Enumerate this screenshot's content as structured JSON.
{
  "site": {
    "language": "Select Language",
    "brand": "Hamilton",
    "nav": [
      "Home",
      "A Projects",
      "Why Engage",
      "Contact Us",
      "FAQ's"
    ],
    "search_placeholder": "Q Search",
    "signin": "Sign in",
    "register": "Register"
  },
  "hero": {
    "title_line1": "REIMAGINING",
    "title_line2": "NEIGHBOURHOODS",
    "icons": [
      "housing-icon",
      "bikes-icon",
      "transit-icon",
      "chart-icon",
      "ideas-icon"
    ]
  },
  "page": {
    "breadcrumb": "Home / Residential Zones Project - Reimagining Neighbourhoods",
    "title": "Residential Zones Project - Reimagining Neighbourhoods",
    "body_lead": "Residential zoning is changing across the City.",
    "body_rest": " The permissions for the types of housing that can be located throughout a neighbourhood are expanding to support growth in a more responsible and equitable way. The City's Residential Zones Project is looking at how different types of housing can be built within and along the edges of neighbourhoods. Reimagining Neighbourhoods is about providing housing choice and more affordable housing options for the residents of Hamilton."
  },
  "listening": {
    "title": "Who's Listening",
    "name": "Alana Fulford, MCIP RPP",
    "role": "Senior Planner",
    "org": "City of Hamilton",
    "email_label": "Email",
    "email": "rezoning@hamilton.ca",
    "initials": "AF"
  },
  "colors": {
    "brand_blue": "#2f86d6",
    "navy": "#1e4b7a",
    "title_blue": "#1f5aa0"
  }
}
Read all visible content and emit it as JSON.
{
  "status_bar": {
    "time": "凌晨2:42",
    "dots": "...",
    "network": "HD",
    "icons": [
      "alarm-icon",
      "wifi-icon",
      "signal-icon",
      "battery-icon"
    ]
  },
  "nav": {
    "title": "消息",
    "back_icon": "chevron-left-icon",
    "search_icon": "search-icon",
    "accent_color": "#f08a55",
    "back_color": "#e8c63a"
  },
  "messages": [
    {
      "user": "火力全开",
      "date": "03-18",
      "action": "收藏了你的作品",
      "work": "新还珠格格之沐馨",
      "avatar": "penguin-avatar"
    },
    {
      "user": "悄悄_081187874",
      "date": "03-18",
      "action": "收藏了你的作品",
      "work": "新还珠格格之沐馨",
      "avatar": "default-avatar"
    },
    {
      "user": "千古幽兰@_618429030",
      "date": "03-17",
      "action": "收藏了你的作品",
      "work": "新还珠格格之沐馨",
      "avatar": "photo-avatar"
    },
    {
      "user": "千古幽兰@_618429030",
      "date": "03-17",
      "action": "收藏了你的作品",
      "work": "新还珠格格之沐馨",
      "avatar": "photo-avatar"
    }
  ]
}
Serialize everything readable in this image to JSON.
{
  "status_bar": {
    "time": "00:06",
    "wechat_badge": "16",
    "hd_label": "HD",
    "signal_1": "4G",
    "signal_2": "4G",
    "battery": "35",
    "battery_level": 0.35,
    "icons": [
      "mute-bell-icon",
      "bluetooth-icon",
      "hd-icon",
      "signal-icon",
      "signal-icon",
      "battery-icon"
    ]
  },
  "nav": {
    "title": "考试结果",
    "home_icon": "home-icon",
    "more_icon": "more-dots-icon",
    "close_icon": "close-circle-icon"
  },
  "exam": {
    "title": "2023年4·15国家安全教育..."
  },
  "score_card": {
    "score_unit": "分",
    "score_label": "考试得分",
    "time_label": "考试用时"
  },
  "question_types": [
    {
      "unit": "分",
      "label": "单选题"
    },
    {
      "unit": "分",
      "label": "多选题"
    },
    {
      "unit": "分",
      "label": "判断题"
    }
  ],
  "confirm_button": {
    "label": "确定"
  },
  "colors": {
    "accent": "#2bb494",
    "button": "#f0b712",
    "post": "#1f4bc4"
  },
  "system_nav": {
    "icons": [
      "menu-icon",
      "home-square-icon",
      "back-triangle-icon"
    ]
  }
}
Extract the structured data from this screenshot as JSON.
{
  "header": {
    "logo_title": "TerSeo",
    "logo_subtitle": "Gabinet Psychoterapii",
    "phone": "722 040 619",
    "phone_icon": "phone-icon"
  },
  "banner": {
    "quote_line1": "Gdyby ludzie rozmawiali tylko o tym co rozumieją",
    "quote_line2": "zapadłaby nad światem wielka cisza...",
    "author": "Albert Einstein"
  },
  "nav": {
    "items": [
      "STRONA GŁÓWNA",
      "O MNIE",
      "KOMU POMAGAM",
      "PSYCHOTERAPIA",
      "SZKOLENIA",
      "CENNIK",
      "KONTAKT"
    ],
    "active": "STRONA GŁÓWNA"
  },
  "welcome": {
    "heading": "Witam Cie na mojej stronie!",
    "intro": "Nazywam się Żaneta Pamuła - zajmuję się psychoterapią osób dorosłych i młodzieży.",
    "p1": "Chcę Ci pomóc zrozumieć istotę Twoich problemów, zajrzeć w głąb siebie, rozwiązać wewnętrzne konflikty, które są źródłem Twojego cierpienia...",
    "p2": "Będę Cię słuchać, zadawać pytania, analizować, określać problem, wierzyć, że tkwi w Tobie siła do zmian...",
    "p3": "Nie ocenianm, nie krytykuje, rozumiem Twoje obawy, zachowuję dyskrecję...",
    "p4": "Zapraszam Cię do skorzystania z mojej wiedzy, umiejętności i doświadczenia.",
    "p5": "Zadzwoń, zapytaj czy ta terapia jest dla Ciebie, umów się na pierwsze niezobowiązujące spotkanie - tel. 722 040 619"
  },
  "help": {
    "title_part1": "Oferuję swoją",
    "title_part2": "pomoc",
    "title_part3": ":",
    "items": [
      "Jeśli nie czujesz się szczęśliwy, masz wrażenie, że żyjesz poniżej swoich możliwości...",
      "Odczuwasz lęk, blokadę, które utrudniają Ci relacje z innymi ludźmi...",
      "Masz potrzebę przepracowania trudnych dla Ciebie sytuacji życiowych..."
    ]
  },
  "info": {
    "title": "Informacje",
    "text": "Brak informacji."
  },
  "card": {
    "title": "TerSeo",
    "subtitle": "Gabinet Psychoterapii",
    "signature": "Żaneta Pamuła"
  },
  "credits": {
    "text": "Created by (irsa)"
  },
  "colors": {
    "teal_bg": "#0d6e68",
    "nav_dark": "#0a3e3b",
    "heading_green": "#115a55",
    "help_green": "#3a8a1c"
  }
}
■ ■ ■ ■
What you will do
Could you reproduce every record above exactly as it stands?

Response
Enumerate this screenshot's content as structured JSON.
{
  "site": {
    "language": "Select Language",
    "brand": "Hamilton",
    "nav": [
      "Home",
      "A Projects",
      "Why Engage",
      "Contact Us",
      "FAQ's"
    ],
    "search_placeholder": "Q Search",
    "signin": "Sign in",
    "register": "Register"
  },
  "hero": {
    "title_line1": "REIMAGINING",
    "title_line2": "NEIGHBOURHOODS",
    "icons": [
      "housing-icon",
      "bikes-icon",
      "transit-icon",
      "chart-icon",
      "ideas-icon"
    ]
  },
  "page": {
    "breadcrumb": "Home / Residential Zones Project - Reimagining Neighbourhoods",
    "title": "Residential Zones Project - Reimagining Neighbourhoods",
    "body_lead": "Residential zoning is changing across the City.",
    "body_rest": " The permissions for the types of housing that can be located throughout a neighbourhood are expanding to support growth in a more responsible and equitable way. The City's Residential Zones Project is looking at how different types of housing can be built within and along the edges of neighbourhoods. Reimagining Neighbourhoods is about providing housing choice and more affordable housing options for the residents of Hamilton."
  },
  "listening": {
    "title": "Who's Listening",
    "name": "Alana Fulford, MCIP RPP",
    "role": "Senior Planner",
    "org": "City of Hamilton",
    "email_label": "Email",
    "email": "rezoning@hamilton.ca",
    "initials": "AF"
  },
  "colors": {
    "brand_blue": "#2f86d6",
    "navy": "#1e4b7a",
    "title_blue": "#1f5aa0"
  }
}
Read all visible content and emit it as JSON.
{
  "status_bar": {
    "time": "凌晨2:42",
    "dots": "...",
    "network": "HD",
    "icons": [
      "alarm-icon",
      "wifi-icon",
      "signal-icon",
      "battery-icon"
    ]
  },
  "nav": {
    "title": "消息",
    "back_icon": "chevron-left-icon",
    "search_icon": "search-icon",
    "accent_color": "#f08a55",
    "back_color": "#e8c63a"
  },
  "messages": [
    {
      "user": "火力全开",
      "date": "03-18",
      "action": "收藏了你的作品",
      "work": "新还珠格格之沐馨",
      "avatar": "penguin-avatar"
    },
    {
      "user": "悄悄_081187874",
      "date": "03-18",
      "action": "收藏了你的作品",
      "work": "新还珠格格之沐馨",
      "avatar": "default-avatar"
    },
    {
      "user": "千古幽兰@_618429030",
      "date": "03-17",
      "action": "收藏了你的作品",
      "work": "新还珠格格之沐馨",
      "avatar": "photo-avatar"
    },
    {
      "user": "千古幽兰@_618429030",
      "date": "03-17",
      "action": "收藏了你的作品",
      "work": "新还珠格格之沐馨",
      "avatar": "photo-avatar"
    }
  ]
}
Serialize everything readable in this image to JSON.
{
  "status_bar": {
    "time": "00:06",
    "wechat_badge": "16",
    "hd_label": "HD",
    "signal_1": "4G",
    "signal_2": "4G",
    "battery": "35",
    "battery_level": 0.35,
    "icons": [
      "mute-bell-icon",
      "bluetooth-icon",
      "hd-icon",
      "signal-icon",
      "signal-icon",
      "battery-icon"
    ]
  },
  "nav": {
    "title": "考试结果",
    "home_icon": "home-icon",
    "more_icon": "more-dots-icon",
    "close_icon": "close-circle-icon"
  },
  "exam": {
    "title": "2023年4·15国家安全教育..."
  },
  "score_card": {
    "score_unit": "分",
    "score_label": "考试得分",
    "time_label": "考试用时"
  },
  "question_types": [
    {
      "unit": "分",
      "label": "单选题"
    },
    {
      "unit": "分",
      "label": "多选题"
    },
    {
      "unit": "分",
      "label": "判断题"
    }
  ],
  "confirm_button": {
    "label": "确定"
  },
  "colors": {
    "accent": "#2bb494",
    "button": "#f0b712",
    "post": "#1f4bc4"
  },
  "system_nav": {
    "icons": [
      "menu-icon",
      "home-square-icon",
      "back-triangle-icon"
    ]
  }
}
Extract the structured data from this screenshot as JSON.
{
  "header": {
    "logo_title": "TerSeo",
    "logo_subtitle": "Gabinet Psychoterapii",
    "phone": "722 040 619",
    "phone_icon": "phone-icon"
  },
  "banner": {
    "quote_line1": "Gdyby ludzie rozmawiali tylko o tym co rozumieją",
    "quote_line2": "zapadłaby nad światem wielka cisza...",
    "author": "Albert Einstein"
  },
  "nav": {
    "items": [
      "STRONA GŁÓWNA",
      "O MNIE",
      "KOMU POMAGAM",
      "PSYCHOTERAPIA",
      "SZKOLENIA",
      "CENNIK",
      "KONTAKT"
    ],
    "active": "STRONA GŁÓWNA"
  },
  "welcome": {
    "heading": "Witam Cie na mojej stronie!",
    "intro": "Nazywam się Żaneta Pamuła - zajmuję się psychoterapią osób dorosłych i młodzieży.",
    "p1": "Chcę Ci pomóc zrozumieć istotę Twoich problemów, zajrzeć w głąb siebie, rozwiązać wewnętrzne konflikty, które są źródłem Twojego cierpienia...",
    "p2": "Będę Cię słuchać, zadawać pytania, analizować, określać problem, wierzyć, że tkwi w Tobie siła do zmian...",
    "p3": "Nie ocenianm, nie krytykuje, rozumiem Twoje obawy, zachowuję dyskrecję...",
    "p4": "Zapraszam Cię do skorzystania z mojej wiedzy, umiejętności i doświadczenia.",
    "p5": "Zadzwoń, zapytaj czy ta terapia jest dla Ciebie, umów się na pierwsze niezobowiązujące spotkanie - tel. 722 040 619"
  },
  "help": {
    "title_part1": "Oferuję swoją",
    "title_part2": "pomoc",
    "title_part3": ":",
    "items": [
      "Jeśli nie czujesz się szczęśliwy, masz wrażenie, że żyjesz poniżej swoich możliwości...",
      "Odczuwasz lęk, blokadę, które utrudniają Ci relacje z innymi ludźmi...",
      "Masz potrzebę przepracowania trudnych dla Ciebie sytuacji życiowych..."
    ]
  },
  "info": {
    "title": "Informacje",
    "text": "Brak informacji."
  },
  "card": {
    "title": "TerSeo",
    "subtitle": "Gabinet Psychoterapii",
    "signature": "Żaneta Pamuła"
  },
  "credits": {
    "text": "Created by (irsa)"
  },
  "colors": {
    "teal_bg": "#0d6e68",
    "nav_dark": "#0a3e3b",
    "heading_green": "#115a55",
    "help_green": "#3a8a1c"
  }
}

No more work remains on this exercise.